## TASK TO COMPLETE
Hand back the entries below exactly.

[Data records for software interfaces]
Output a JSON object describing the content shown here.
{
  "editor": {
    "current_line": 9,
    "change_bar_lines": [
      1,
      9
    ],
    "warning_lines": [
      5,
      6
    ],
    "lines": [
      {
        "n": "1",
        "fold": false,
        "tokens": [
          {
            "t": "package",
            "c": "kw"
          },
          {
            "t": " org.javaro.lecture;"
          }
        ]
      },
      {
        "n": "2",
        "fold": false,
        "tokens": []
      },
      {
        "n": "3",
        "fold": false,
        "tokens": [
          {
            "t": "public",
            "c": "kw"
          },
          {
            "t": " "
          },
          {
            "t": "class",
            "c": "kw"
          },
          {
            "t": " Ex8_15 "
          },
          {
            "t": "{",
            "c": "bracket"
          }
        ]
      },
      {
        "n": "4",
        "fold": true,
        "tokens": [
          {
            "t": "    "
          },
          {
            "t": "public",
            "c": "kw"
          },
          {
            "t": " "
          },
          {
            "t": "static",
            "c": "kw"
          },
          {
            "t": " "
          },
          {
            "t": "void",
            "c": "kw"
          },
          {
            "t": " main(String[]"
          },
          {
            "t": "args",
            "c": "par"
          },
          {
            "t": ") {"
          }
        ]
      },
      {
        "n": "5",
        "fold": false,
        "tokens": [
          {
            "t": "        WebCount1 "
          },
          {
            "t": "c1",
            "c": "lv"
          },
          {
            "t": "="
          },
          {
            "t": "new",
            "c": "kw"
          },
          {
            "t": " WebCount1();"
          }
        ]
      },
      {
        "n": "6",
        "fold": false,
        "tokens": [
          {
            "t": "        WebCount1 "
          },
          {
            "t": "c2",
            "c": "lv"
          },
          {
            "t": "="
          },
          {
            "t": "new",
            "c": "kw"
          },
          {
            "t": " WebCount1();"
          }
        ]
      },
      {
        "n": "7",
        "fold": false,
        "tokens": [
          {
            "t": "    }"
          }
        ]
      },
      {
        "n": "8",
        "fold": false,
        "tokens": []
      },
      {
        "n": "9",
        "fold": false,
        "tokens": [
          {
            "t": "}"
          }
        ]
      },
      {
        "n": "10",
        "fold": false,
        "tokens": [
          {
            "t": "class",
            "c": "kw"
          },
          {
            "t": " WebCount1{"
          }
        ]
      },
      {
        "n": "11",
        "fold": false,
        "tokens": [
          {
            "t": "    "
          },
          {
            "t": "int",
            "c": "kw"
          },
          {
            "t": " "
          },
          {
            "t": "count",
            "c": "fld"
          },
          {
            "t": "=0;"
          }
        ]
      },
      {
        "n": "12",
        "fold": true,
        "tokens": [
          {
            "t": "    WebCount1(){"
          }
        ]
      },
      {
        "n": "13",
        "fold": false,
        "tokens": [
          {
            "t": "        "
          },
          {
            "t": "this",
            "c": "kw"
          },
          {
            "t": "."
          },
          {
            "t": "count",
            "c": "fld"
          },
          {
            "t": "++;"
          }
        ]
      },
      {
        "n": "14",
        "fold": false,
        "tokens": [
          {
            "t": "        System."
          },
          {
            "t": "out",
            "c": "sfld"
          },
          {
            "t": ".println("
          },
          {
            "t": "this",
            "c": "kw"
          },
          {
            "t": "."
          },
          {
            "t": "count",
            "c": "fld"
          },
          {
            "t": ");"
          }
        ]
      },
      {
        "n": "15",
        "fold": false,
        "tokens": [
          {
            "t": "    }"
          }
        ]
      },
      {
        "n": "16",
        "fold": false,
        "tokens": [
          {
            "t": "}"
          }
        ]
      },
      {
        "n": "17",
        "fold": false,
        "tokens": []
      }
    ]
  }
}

## RESULT OF THE TASK
Output a JSON object describing the content shown here.
{
  "editor": {
    "current_line": 9,
    "change_bar_lines": [
      1,
      9
    ],
    "warning_lines": [
      5,
      6
    ],
    "lines": [
      {
        "n": "1",
        "fold": false,
        "tokens": [
          {
            "t": "package",
            "c": "kw"
          },
          {
            "t": " org.javaro.lecture;"
          }
        ]
      },
      {
        "n": "2",
        "fold": false,
        "tokens": []
      },
      {
        "n": "3",
        "fold": false,
        "tokens": [
          {
            "t": "public",
            "c": "kw"
          },
          {
            "t": " "
          },
          {
            "t": "class",
            "c": "kw"
          },
          {
            "t": " Ex8_15 "
          },
          {
            "t": "{",
            "c": "bracket"
          }
        ]
      },
      {
        "n": "4",
        "fold": true,
        "tokens": [
          {
            "t": "    "
          },
          {
            "t": "public",
            "c": "kw"
          },
          {
            "t": " "
          },
          {
            "t": "static",
            "c": "kw"
          },
          {
            "t": " "
          },
          {
            "t": "void",
            "c": "kw"
          },
          {
            "t": " main(String[]"
          },
          {
            "t": "args",
            "c": "par"
          },
          {
            "t": ") {"
          }
        ]
      },
      {
        "n": "5",
        "fold": false,
        "tokens": [
          {
            "t": "        WebCount1 "
          },
          {
            "t": "c1",
            "c": "lv"
          },
          {
            "t": "="
          },
          {
            "t": "new",
            "c": "kw"
          },
          {
            "t": " WebCount1();"
          }
        ]
      },
      {
        "n": "6",
        "fold": false,
        "tokens": [
          {
            "t": "        WebCount1 "
          },
          {
            "t": "c2",
            "c": "lv"
          },
          {
            "t": "="
          },
          {
            "t": "new",
            "c": "kw"
          },
          {
            "t": " WebCount1();"
          }
        ]
      },
      {
        "n": "7",
        "fold": false,
        "tokens": [
          {
            "t": "    }"
          }
        ]
      },
      {
        "n": "8",
        "fold": false,
        "tokens": []
      },
      {
        "n": "9",
        "fold": false,
        "tokens": [
          {
            "t": "}"
          }
        ]
      },
      {
        "n": "10",
        "fold": false,
        "tokens": [
          {
            "t": "class",
            "c": "kw"
          },
          {
            "t": " WebCount1{"
          }
        ]
      },
      {
        "n": "11",
        "fold": false,
        "tokens": [
          {
            "t": "    "
          },
          {
            "t": "int",
            "c": "kw"
          },
          {
            "t": " "
          },
          {
            "t": "count",
            "c": "fld"
          },
          {
            "t": "=0;"
          }
        ]
      },
      {
        "n": "12",
        "fold": true,
        "tokens": [
          {
            "t": "    WebCount1(){"
          }
        ]
      },
      {
        "n": "13",
        "fold": false,
        "tokens": [
          {
            "t": "        "
          },
          {
            "t": "this",
            "c": "kw"
          },
          {
            "t": "."
          },
          {
            "t": "count",
            "c": "fld"
          },
          {
            "t": "++;"
          }
        ]
      },
      {
        "n": "14",
        "fold": false,
        "tokens": [
          {
            "t": "        System."
          },
          {
            "t": "out",
            "c": "sfld"
          },
          {
            "t": ".println("
          },
          {
            "t": "this",
            "c": "kw"
          },
          {
            "t": "."
          },
          {
            "t": "count",
            "c": "fld"
          },
          {
            "t": ");"
          }
        ]
      },
      {
        "n": "15",
        "fold": false,
        "tokens": [
          {
            "t": "    }"
          }
        ]
      },
      {
        "n": "16",
        "fold": false,
        "tokens": [
          {
            "t": "}"
          }
        ]
      },
      {
        "n": "17",
        "fold": false,
        "tokens": []
      }
    ]
  }
}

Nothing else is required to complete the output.